So You Want To Be A Repo Man?
"He's the repo man," the father said to his son.
"But why is he taking our car, daddy?" the little boy asked. His mother was digging out the last of the clothing that was frozen to the floor of the trunk.
"Well son, we didn't make the payments, and when you can't pay for it, you don't get to keep it," he patiently explained. I took the keys from him. I took the car instead of hooking it up, and my brother, Jason (who owned the towing business) drove his tow truck, so it would be ready for the next repossession. The little boy stood in the yard and watched as the repo man drove away in the family car.
I don't remember exactly, but they probably owed less than a thousand on the car.

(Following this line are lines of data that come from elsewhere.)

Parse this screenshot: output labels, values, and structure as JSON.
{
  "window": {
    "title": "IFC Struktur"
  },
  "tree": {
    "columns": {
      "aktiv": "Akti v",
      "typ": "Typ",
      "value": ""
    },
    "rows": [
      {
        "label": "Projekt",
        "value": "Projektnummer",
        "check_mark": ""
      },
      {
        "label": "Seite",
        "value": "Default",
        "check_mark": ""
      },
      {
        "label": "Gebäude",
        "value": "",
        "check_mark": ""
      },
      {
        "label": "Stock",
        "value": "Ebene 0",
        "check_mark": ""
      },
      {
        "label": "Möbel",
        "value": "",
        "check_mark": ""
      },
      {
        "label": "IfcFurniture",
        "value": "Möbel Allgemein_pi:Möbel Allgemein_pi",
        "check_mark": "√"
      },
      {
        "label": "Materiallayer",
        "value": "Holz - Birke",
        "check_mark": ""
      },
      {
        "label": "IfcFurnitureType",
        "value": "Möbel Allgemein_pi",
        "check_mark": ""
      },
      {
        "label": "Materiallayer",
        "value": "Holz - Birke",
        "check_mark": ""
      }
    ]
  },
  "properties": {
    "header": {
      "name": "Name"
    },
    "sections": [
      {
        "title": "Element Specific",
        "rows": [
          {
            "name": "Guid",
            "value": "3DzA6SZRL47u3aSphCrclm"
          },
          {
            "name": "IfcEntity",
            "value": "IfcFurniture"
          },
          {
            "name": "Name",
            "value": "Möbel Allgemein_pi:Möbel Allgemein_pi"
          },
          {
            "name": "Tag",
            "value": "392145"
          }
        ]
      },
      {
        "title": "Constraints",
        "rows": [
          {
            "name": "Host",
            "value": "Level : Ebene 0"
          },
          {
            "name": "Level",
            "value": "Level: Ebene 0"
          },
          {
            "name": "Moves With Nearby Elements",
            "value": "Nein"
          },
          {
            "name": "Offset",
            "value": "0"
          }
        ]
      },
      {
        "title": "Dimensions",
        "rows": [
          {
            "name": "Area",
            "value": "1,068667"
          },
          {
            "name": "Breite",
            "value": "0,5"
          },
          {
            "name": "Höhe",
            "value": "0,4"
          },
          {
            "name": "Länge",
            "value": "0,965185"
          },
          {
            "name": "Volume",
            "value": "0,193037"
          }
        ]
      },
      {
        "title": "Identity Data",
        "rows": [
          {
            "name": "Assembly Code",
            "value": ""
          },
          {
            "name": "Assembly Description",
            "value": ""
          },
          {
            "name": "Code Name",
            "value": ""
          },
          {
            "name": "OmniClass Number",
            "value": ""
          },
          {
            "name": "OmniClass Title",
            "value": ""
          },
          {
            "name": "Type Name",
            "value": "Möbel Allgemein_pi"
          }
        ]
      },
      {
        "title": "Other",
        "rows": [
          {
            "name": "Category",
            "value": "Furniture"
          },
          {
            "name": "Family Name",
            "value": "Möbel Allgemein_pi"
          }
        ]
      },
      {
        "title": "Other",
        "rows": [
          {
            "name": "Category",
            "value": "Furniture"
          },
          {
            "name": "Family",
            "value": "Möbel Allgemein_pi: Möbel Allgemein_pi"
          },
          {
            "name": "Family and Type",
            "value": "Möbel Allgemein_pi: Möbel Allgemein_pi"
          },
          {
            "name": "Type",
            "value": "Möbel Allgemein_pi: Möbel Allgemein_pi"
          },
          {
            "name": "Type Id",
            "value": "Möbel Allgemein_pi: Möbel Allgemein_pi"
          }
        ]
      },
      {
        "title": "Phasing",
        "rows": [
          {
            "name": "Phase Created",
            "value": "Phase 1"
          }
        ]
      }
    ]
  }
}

It was worth even less than what they owed. I had to stop occasionally to use snow to clean the windshield - the wipers were broken. I wish all our repossessions went this smoothly.

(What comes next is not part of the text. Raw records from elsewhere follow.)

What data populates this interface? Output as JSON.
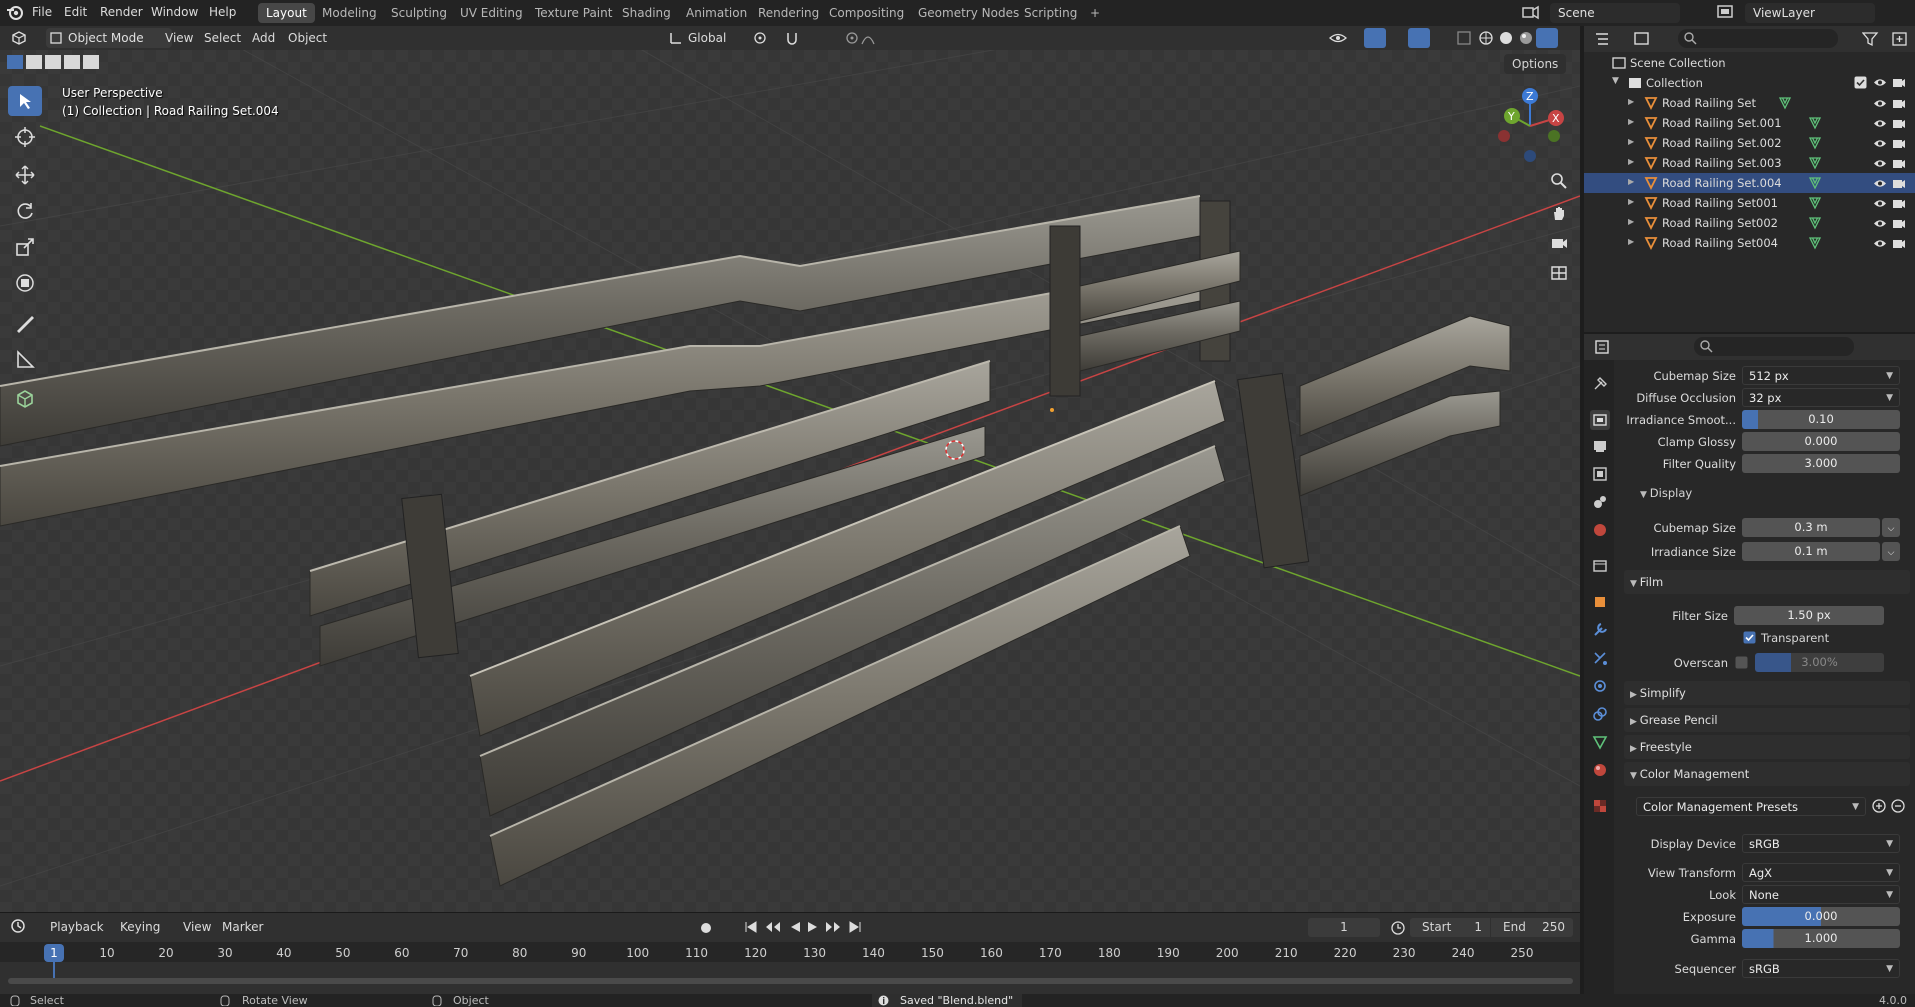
{
  "top_menu": {
    "items": [
      "File",
      "Edit",
      "Render",
      "Window",
      "Help"
    ],
    "workspaces": [
      "Layout",
      "Modeling",
      "Sculpting",
      "UV Editing",
      "Texture Paint",
      "Shading",
      "Animation",
      "Rendering",
      "Compositing",
      "Geometry Nodes",
      "Scripting"
    ],
    "active_workspace": "Layout",
    "add_tab": "+",
    "scene": "Scene",
    "view_layer": "ViewLayer"
  },
  "viewport_header": {
    "mode": "Object Mode",
    "menus": [
      "View",
      "Select",
      "Add",
      "Object"
    ],
    "transform_orientation": "Global",
    "options": "Options"
  },
  "viewport": {
    "perspective": "User Perspective",
    "context": "(1) Collection | Road Railing Set.004",
    "gizmo_axes": [
      "X",
      "Y",
      "Z"
    ]
  },
  "timeline": {
    "menus": [
      "Playback",
      "Keying",
      "View",
      "Marker"
    ],
    "current_frame": "1",
    "start_label": "Start",
    "start": "1",
    "end_label": "End",
    "end": "250",
    "ticks": [
      "1",
      "10",
      "20",
      "30",
      "40",
      "50",
      "60",
      "70",
      "80",
      "90",
      "100",
      "110",
      "120",
      "130",
      "140",
      "150",
      "160",
      "170",
      "180",
      "190",
      "200",
      "210",
      "220",
      "230",
      "240",
      "250"
    ]
  },
  "statusbar": {
    "select": "Select",
    "rotate": "Rotate View",
    "object": "Object",
    "message": "Saved \"Blend.blend\"",
    "version": "4.0.0"
  },
  "outliner": {
    "scene_collection": "Scene Collection",
    "collection": "Collection",
    "objects": [
      "Road Railing Set",
      "Road Railing Set.001",
      "Road Railing Set.002",
      "Road Railing Set.003",
      "Road Railing Set.004",
      "Road Railing Set001",
      "Road Railing Set002",
      "Road Railing Set004"
    ],
    "selected_index": 4
  },
  "properties": {
    "cubemap_size_label": "Cubemap Size",
    "cubemap_size": "512 px",
    "diffuse_occlusion_label": "Diffuse Occlusion",
    "diffuse_occlusion": "32 px",
    "irradiance_smooth_label": "Irradiance Smoot...",
    "irradiance_smooth": "0.10",
    "clamp_glossy_label": "Clamp Glossy",
    "clamp_glossy": "0.000",
    "filter_quality_label": "Filter Quality",
    "filter_quality": "3.000",
    "display_panel": "Display",
    "display_cubemap_label": "Cubemap Size",
    "display_cubemap": "0.3 m",
    "display_irradiance_label": "Irradiance Size",
    "display_irradiance": "0.1 m",
    "film_panel": "Film",
    "filter_size_label": "Filter Size",
    "filter_size": "1.50 px",
    "transparent_label": "Transparent",
    "overscan_label": "Overscan",
    "overscan": "3.00%",
    "simplify_panel": "Simplify",
    "grease_pencil_panel": "Grease Pencil",
    "freestyle_panel": "Freestyle",
    "color_mgmt_panel": "Color Management",
    "color_presets": "Color Management Presets",
    "display_device_label": "Display Device",
    "display_device": "sRGB",
    "view_transform_label": "View Transform",
    "view_transform": "AgX",
    "look_label": "Look",
    "look": "None",
    "exposure_label": "Exposure",
    "exposure": "0.000",
    "gamma_label": "Gamma",
    "gamma": "1.000",
    "sequencer_label": "Sequencer",
    "sequencer": "sRGB"
  },
  "colors": {
    "accent": "#4772b3",
    "x_axis": "#c74444",
    "y_axis": "#6ea52e",
    "z_axis": "#3c7ad6",
    "object_icon": "#e98f3a",
    "mesh_data_icon": "#5fc27a"
  }
}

A Scarier Repo Man Story
Later that month we were in a small town to take some Pontiac. We cruised behind a couple of the bars in town - generally a good place to look. At the second bar, we found our car, and checked the VIN (vehicle identification number) to be sure. We didn't have keys for this one, so we would have to tow it.
Unfortunately, the wheels were turned slightly, and Jason decided it would likely hit the brick wall if we tried to pull it out. He decided we had to go inside and ask the owner for the keys. We found the man at the bar, and he pretended not to hear a word we said. He just stared at his drink. Everyone else heard us, though, and they were all his friends.
A crowd began to form as Jason hooked up to the car. They made rude comments and watched us, but then, as the car was pulled out, it did hit the wall, and the turn-signal light cover was broken. The crowd went wild, yelling and threatening us. Unfortunately, we had to stop right there to hook the car up properly.
I grabbed my baseball bat and ran into the bar to call the police. Afterwards, I ran back out, waving the bat around. By this time, Jason was on top of the tow truck, with the angry mob circling below him. Someone had thrown a beer bottle, and we would later discover that in the chaos my brother lost a toolbox full of expensive tools.
The police arrived quickly, and added threw their own insults our way (nobody likes a repo man), but they kept the mob at bay while we hooked up. At least there was no fist fight, and nobody pulled a gun on us, or fired shots over our heads. These three things would happen on later jobs.
Jason never was paid enough for the work, and he gave me just per car retrieved (this was almost 20 years ago). I think in our best night we repossessed four cars. Moral of the story? There are better ways to make a living than being a repo man.
About the Author: Copyright Steve Gillman. To learn more unusual ways to make and save money, and how you can get free e-courses and e-books, visit his website: Unusual Ways To Make Money